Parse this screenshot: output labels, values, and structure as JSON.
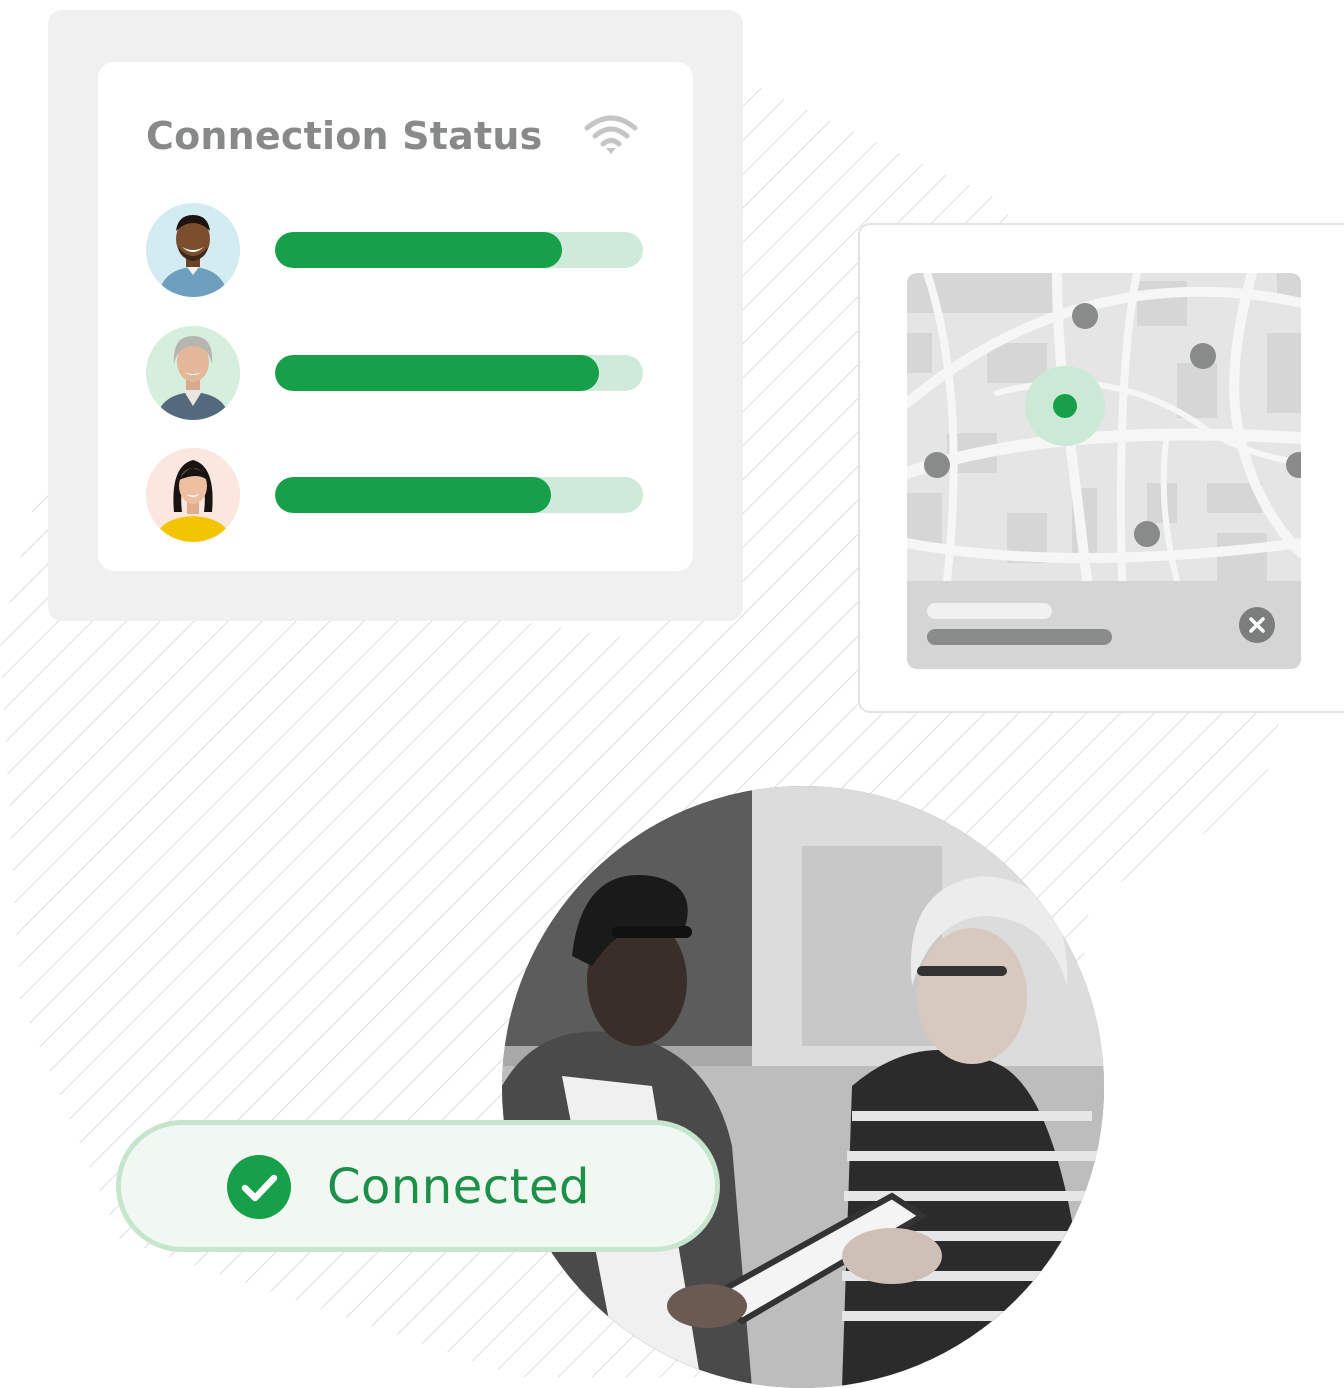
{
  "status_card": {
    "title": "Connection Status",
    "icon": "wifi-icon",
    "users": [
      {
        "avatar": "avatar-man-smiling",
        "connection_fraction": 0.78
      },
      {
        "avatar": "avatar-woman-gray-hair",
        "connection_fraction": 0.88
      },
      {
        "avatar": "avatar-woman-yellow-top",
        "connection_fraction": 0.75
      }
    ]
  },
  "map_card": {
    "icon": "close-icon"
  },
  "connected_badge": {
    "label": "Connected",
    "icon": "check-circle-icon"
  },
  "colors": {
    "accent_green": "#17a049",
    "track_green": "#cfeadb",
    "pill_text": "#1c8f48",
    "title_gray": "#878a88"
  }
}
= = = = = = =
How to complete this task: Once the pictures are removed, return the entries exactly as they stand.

Problem solution:
Parse this screenshot: output labels, values, and structure as JSON.
{
  "status_card": {
    "title": "Connection Status",
    "icon": "wifi-icon",
    "users": [
      {
        "avatar": "avatar-man-smiling",
        "connection_fraction": 0.78
      },
      {
        "avatar": "avatar-woman-gray-hair",
        "connection_fraction": 0.88
      },
      {
        "avatar": "avatar-woman-yellow-top",
        "connection_fraction": 0.75
      }
    ]
  },
  "map_card": {
    "icon": "close-icon"
  },
  "connected_badge": {
    "label": "Connected",
    "icon": "check-circle-icon"
  },
  "colors": {
    "accent_green": "#17a049",
    "track_green": "#cfeadb",
    "pill_text": "#1c8f48",
    "title_gray": "#878a88"
  }
}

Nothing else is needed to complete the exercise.